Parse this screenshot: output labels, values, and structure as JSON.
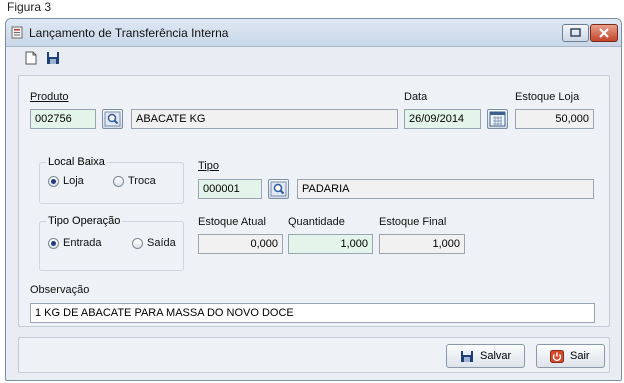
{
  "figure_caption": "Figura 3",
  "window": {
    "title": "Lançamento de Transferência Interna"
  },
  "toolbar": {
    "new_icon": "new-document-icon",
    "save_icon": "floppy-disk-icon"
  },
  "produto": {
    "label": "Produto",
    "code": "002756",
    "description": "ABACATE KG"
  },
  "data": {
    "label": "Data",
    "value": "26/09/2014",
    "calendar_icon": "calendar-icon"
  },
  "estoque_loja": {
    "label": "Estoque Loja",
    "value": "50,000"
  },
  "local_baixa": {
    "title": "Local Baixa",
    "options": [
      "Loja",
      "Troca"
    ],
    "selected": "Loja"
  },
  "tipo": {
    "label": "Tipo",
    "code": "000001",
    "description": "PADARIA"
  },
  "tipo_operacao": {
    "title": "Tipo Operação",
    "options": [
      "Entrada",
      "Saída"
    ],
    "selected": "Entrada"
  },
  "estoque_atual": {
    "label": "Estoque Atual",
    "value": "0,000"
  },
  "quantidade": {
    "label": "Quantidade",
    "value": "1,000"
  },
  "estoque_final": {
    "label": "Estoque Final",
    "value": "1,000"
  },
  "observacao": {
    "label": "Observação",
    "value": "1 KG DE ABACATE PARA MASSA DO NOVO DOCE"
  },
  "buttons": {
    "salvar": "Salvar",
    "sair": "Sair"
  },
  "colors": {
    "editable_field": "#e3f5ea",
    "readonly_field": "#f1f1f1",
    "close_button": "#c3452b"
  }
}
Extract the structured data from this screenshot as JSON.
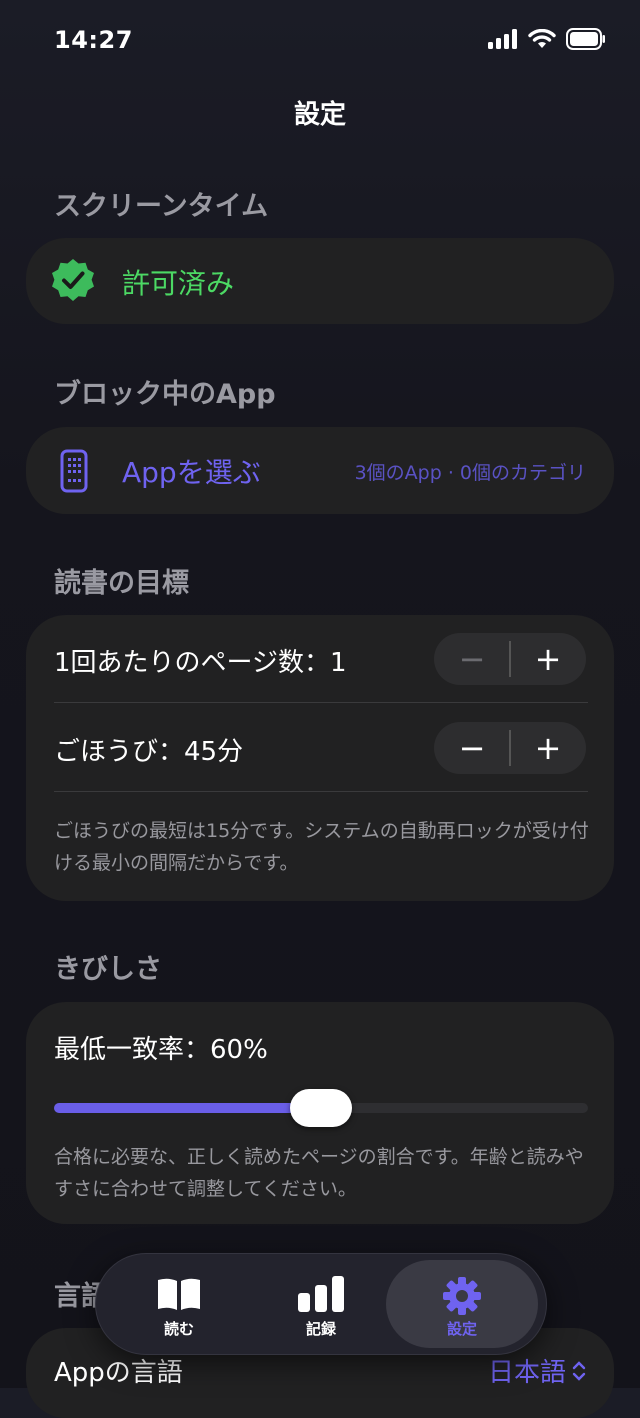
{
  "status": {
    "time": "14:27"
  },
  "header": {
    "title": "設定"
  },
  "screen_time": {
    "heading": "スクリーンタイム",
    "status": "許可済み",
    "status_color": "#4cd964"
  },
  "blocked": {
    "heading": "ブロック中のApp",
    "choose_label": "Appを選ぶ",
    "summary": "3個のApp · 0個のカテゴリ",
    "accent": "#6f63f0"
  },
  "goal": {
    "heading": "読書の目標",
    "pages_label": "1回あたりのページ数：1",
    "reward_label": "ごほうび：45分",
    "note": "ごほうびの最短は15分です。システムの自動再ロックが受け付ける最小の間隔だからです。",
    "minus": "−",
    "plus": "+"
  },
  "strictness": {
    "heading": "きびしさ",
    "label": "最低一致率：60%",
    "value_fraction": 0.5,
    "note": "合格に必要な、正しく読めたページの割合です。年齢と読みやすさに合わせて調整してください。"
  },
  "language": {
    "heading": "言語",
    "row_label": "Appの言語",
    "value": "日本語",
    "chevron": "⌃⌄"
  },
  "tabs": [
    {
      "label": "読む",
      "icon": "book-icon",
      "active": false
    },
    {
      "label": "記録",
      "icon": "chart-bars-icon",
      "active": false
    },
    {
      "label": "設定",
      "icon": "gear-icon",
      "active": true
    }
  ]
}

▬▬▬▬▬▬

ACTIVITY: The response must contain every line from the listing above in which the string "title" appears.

ANSWER SECTION:
    "title": "Lançamento de Transferência Interna"
    "title": "Local Baixa",
    "title": "Tipo Operação",
    "title": "設定"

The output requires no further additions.